Change side ratio:
Change scale of crease pattern:
Questions? Comments? Feedback? Let me know, hverrill, gmail.com
Intending to put up more of these, and more features,
so visit again sometime!
Moving and changing elements:
Use mouse to click on the dot at the corners (upper right or lower left)
of the large square to change the
size of the sheet. The sheet is divided into 8x8 units, by first folding a 16x8 grid, then adding diagonal creases. I take the large sheet as my fundamental
object, since given a sheet of paper, you can see how it would look with this
folding, whatever the side ratio. Diving into powers of 2, such as 8, is
easiest. However, if you want this to fold flat into a complete circle, you would have to use a different number of divisions. The number of rows needed to form a complete circle when folded flat is indicated next to the flat folded image. However, this is the number only when completely folded flat. When opened out a little, the model is less curved, and so would need more rows of units. Each row of the tessellation corresponds to a different peak in the flat folded form.
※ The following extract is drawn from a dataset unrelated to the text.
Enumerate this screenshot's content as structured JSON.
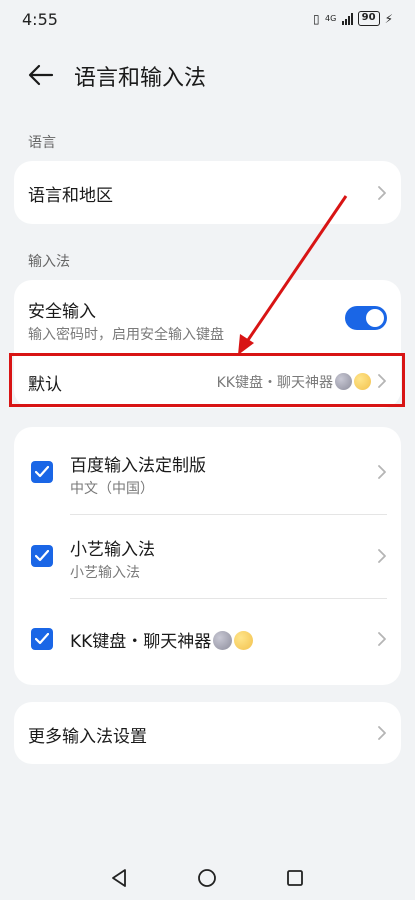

You can move the single image by clicking near its middle, and you can move the folded flat picture by clicking on the dot at the fourth peak.
Currently I don't have this set up for touch screen, but with a touch screen you should still be able to use the slider to change the image.
Currently will not allow non flat foldable units, though these might
be interesting to fold, and flatfoldability might possible with different fold directions or
Note, I have only tested this page on safari on a macbook, it might not work on other systems.
Note on relative scales:
The units in the sheet are half the size of the
single unit. The completely flat folded picture has units 1.25 the size of the
Historical notes and references:
The waterbomb base tessellation (with ratio of sides 1:1) was first convieved of by Ron Resch. There are many explorations of
this tessellation unit, for example,
Approximating 3D surfaces using generalized waterbomb tessellations
by Zhao, Endo, Kanamori, Mitani.
I intend to improve this to a better
list of references. I have been exploring waterbomb base variations since
Autumn 2019, and have posted images of my folds on instagram @havtofold.
I have a paper in the 2021
Bridges math art conference proceedings, a version is
here. For more of my waterbomb base crease patterns and so on,
see this page.